Every weekday morning, as medical rounds in the Johns Hopkins Children’s Center wrap up, Phoebe Bacon finishes arranging 100 books on a three-tiered cart and heads to a unit. Room by room, the Children’s Center librarian tells patients and their parents about the hospital’s library and offers assistance finding a desired book. Then she invites them to pick books from the cart—favorites like Piggie & Elephant by Mo Willems or Bernard Most’s La Vaca Que Decia OINK. Drawing from more than two decades as a school librarian, Bacon can offer a quick summary of nearly any book on the cart.
As a child who grew up traveling overseas with her family, Bacon understands how books can create a refuge. At the same time, she feels comfortable in a hospital setting; Bacon worked as a nurse in the adolescent psychiatric unit at the Johns Hopkins Children’s Center. After deciding to pursue a master’s degree in library science, however, she worked for 23 years at independent schools and at the Enoch Pratt Free Library. The position of hospital pediatric librarian, which she took in 2012, merges her nursing and library backgrounds.
How many books are in the library? And why does a pediatric hospital need a library?
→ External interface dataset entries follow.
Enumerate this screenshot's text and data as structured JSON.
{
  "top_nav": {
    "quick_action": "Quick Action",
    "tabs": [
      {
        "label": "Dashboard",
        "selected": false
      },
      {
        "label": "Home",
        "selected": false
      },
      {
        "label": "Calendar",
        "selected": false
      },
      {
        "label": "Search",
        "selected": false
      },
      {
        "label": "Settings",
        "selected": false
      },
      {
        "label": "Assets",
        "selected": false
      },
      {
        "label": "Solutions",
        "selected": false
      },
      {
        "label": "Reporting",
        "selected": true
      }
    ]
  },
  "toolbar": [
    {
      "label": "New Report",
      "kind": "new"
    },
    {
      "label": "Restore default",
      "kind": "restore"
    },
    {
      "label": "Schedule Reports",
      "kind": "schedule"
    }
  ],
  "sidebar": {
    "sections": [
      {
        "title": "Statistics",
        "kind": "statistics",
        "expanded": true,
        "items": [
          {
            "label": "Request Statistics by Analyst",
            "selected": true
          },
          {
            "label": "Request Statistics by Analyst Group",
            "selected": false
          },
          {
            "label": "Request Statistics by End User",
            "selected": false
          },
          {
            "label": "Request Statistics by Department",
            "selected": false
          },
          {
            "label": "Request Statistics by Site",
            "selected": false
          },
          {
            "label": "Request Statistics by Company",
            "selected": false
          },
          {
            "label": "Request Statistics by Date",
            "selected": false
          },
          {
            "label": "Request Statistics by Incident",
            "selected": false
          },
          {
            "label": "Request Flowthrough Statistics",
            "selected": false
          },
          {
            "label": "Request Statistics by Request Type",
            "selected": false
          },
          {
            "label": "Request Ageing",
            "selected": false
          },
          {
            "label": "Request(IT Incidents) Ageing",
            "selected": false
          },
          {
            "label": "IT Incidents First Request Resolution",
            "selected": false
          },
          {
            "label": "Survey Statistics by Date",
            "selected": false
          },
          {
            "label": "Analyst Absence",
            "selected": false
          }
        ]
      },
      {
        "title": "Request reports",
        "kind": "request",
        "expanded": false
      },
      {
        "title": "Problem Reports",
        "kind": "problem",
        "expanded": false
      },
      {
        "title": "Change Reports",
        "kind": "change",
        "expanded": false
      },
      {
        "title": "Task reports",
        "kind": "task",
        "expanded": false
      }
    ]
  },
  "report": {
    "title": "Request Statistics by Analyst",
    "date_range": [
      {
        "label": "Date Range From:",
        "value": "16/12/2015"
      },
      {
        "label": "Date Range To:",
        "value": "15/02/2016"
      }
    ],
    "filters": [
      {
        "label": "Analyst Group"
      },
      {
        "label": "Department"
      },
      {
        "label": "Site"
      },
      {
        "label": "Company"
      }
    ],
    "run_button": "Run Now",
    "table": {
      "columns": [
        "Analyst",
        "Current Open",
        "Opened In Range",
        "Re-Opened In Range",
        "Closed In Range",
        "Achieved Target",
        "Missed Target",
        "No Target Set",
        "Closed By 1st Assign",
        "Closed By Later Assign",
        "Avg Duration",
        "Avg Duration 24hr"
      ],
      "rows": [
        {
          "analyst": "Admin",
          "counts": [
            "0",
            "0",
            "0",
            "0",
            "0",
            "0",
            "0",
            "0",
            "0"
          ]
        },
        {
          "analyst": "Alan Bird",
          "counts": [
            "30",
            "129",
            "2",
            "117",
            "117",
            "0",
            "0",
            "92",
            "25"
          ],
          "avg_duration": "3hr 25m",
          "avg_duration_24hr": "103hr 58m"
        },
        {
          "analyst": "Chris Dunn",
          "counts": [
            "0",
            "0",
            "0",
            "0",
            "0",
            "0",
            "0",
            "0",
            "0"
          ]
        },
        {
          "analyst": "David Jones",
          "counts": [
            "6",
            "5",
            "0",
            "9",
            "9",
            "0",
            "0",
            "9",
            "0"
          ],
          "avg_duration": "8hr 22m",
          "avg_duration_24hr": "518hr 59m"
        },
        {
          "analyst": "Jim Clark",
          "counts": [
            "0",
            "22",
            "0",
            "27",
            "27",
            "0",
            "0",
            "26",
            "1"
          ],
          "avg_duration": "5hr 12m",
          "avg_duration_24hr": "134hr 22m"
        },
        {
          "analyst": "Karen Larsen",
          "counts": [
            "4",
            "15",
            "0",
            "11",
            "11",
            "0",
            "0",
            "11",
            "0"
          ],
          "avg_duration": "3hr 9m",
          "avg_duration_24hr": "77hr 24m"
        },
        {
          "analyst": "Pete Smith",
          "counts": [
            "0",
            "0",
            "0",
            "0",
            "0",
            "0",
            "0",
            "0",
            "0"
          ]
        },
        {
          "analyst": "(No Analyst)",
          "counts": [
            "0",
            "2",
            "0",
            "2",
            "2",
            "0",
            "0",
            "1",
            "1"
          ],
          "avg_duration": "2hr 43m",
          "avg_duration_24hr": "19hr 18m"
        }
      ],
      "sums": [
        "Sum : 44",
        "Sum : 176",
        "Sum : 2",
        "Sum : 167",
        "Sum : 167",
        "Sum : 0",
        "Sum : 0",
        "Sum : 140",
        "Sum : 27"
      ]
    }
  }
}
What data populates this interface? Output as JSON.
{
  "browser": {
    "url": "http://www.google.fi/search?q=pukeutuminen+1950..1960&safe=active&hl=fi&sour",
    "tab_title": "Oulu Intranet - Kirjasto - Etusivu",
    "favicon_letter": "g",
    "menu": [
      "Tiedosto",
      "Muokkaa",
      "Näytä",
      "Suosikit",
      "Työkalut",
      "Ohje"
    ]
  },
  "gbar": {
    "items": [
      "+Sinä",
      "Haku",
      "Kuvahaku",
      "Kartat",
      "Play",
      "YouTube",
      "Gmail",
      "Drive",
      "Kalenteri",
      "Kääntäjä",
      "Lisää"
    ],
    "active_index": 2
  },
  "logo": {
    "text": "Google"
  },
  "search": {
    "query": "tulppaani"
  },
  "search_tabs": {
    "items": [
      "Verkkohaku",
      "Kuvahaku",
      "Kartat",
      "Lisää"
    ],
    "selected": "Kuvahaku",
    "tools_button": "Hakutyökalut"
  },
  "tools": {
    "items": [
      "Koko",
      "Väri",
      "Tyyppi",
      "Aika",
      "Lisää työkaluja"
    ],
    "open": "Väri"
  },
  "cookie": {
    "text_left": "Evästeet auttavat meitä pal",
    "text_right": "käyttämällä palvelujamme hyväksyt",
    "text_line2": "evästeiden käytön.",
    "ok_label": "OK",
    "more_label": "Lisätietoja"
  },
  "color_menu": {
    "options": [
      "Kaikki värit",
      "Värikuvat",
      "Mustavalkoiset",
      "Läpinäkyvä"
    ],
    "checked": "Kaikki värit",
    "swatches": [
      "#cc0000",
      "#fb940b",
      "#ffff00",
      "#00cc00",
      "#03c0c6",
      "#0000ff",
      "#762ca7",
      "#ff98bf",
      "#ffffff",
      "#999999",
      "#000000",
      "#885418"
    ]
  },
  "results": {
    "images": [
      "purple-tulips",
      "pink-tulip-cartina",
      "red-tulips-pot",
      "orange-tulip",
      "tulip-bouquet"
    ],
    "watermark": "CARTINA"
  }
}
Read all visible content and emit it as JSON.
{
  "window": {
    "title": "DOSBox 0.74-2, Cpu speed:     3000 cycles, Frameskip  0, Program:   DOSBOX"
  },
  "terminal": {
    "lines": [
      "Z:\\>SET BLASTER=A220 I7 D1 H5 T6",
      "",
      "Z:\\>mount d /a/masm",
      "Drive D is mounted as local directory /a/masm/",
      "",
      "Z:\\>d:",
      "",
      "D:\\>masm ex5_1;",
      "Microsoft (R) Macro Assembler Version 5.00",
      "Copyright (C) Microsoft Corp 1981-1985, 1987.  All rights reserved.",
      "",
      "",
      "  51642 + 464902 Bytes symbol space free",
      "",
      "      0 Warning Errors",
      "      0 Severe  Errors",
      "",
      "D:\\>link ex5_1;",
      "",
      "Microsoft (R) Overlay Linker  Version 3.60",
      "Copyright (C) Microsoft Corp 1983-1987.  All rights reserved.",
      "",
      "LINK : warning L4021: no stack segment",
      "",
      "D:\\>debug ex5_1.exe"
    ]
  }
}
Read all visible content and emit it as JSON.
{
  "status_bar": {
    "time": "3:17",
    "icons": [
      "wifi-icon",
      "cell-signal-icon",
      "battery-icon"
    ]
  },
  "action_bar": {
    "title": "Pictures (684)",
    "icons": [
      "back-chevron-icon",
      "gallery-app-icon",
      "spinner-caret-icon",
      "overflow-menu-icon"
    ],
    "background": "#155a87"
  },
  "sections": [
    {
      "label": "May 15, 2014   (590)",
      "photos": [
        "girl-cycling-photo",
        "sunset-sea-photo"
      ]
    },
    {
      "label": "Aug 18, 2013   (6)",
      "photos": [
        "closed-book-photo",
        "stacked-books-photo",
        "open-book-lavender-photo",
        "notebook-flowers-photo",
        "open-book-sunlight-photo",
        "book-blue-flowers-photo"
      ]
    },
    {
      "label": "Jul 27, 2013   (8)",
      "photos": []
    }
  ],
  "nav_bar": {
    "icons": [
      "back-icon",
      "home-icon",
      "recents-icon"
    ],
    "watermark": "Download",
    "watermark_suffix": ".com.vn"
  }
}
There are currently about 6,000 books. The library serves as a resource for parents seeking complete, unbiased information on such topics as special diets and managing chronic illness and databases for scholarly research. It also provides picture books for Child Life staff seeking books to help children cope with a new diagnosis, bereavement and anxieties. And it provides books for parents to read aloud to their children. Finally, it offers inviting chapter books that can transport children of all ages out of the hospital.
How do you select books for hospitalized children?
I buy the same books that I would select in any setting: those with illustrations and words that catch my imagination, make me laugh, or take me on an adventure.
What are some favorites among the children?
For 5-year-olds and under, I have the most success with picture books. Boys like Diary of a Wimpy Kid; girls love Dork Diaries. Graphic novels are also popular.
What’s a typical week?
In addition to preparing the book cart, I meet with parents and patients to suggest age-appropriate reading material, help with searches for information on their health issues and invite them to visit the library. Once a week, I head to the pediatric outpatient Harriet Lane Clinic and leave donated books in the waiting room for anyone to pick up, read and take home.
With all the technology at kids’ fingertips these days, do books still appeal to them?
For many kids who are given a choice between a book and the Internet, the latter will win. A book is a tougher sell today. But kids still read for the same reasons we have always read—it’s pure pleasure to curl up with a book (or electronic reader) and escape into that mystery, graphic novel or fantasy.
—Interview by Judy F. Minkove